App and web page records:
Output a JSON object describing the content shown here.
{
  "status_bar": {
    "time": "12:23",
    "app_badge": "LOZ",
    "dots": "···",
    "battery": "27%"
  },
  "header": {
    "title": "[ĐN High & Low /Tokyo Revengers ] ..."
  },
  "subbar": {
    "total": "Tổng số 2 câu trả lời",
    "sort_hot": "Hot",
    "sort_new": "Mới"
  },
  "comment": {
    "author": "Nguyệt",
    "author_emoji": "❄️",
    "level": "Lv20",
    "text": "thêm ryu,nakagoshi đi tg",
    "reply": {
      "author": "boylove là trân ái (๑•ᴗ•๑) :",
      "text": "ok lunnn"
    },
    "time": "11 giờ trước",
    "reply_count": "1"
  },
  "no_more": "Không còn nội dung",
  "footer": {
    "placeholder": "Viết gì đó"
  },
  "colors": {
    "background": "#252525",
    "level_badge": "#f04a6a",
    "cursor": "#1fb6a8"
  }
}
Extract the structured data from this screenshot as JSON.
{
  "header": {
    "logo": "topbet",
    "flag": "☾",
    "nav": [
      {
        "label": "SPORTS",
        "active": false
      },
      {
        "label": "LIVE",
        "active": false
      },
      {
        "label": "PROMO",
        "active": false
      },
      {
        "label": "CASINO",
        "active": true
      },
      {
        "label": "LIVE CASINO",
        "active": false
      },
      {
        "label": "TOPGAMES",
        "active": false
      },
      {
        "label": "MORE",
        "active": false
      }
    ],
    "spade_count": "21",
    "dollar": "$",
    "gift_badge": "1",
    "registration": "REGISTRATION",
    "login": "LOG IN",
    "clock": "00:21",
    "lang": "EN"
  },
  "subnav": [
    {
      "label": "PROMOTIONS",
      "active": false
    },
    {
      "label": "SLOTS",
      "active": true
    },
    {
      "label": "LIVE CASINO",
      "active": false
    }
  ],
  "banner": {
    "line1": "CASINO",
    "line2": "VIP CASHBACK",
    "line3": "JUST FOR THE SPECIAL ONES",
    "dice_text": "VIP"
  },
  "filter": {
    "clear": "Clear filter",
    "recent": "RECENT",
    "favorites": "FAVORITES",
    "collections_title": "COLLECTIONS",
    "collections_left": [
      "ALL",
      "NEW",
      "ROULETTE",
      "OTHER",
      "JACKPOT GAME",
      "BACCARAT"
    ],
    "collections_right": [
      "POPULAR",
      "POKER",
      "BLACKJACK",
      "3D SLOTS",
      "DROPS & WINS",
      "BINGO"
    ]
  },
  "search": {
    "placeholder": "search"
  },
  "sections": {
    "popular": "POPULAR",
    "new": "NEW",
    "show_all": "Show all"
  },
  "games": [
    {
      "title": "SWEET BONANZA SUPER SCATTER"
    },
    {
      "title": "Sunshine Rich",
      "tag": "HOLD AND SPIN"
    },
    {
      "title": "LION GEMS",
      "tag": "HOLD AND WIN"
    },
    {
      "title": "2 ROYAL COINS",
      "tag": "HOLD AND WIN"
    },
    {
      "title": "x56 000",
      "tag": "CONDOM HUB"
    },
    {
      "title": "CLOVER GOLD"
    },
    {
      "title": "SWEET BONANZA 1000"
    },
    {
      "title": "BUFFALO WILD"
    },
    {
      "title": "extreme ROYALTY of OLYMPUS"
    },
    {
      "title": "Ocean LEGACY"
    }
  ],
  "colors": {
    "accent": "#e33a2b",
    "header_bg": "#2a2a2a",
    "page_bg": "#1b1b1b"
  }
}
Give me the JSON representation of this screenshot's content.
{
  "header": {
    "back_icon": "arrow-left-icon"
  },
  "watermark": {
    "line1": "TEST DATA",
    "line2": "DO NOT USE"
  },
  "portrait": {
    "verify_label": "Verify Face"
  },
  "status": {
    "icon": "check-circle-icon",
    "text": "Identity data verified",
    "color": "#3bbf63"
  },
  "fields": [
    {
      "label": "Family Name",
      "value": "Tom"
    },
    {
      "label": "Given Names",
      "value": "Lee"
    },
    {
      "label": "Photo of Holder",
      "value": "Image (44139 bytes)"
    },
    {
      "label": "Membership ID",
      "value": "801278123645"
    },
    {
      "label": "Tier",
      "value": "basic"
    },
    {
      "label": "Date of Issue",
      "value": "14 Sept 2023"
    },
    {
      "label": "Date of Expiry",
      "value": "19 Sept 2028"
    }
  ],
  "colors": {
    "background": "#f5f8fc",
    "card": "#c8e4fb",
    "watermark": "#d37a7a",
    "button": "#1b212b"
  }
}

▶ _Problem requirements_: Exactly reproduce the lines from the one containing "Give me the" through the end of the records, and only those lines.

▶ _Completed exercise_:
Give me the JSON representation of this screenshot's content.
{
  "header": {
    "back_icon": "arrow-left-icon"
  },
  "watermark": {
    "line1": "TEST DATA",
    "line2": "DO NOT USE"
  },
  "portrait": {
    "verify_label": "Verify Face"
  },
  "status": {
    "icon": "check-circle-icon",
    "text": "Identity data verified",
    "color": "#3bbf63"
  },
  "fields": [
    {
      "label": "Family Name",
      "value": "Tom"
    },
    {
      "label": "Given Names",
      "value": "Lee"
    },
    {
      "label": "Photo of Holder",
      "value": "Image (44139 bytes)"
    },
    {
      "label": "Membership ID",
      "value": "801278123645"
    },
    {
      "label": "Tier",
      "value": "basic"
    },
    {
      "label": "Date of Issue",
      "value": "14 Sept 2023"
    },
    {
      "label": "Date of Expiry",
      "value": "19 Sept 2028"
    }
  ],
  "colors": {
    "background": "#f5f8fc",
    "card": "#c8e4fb",
    "watermark": "#d37a7a",
    "button": "#1b212b"
  }
}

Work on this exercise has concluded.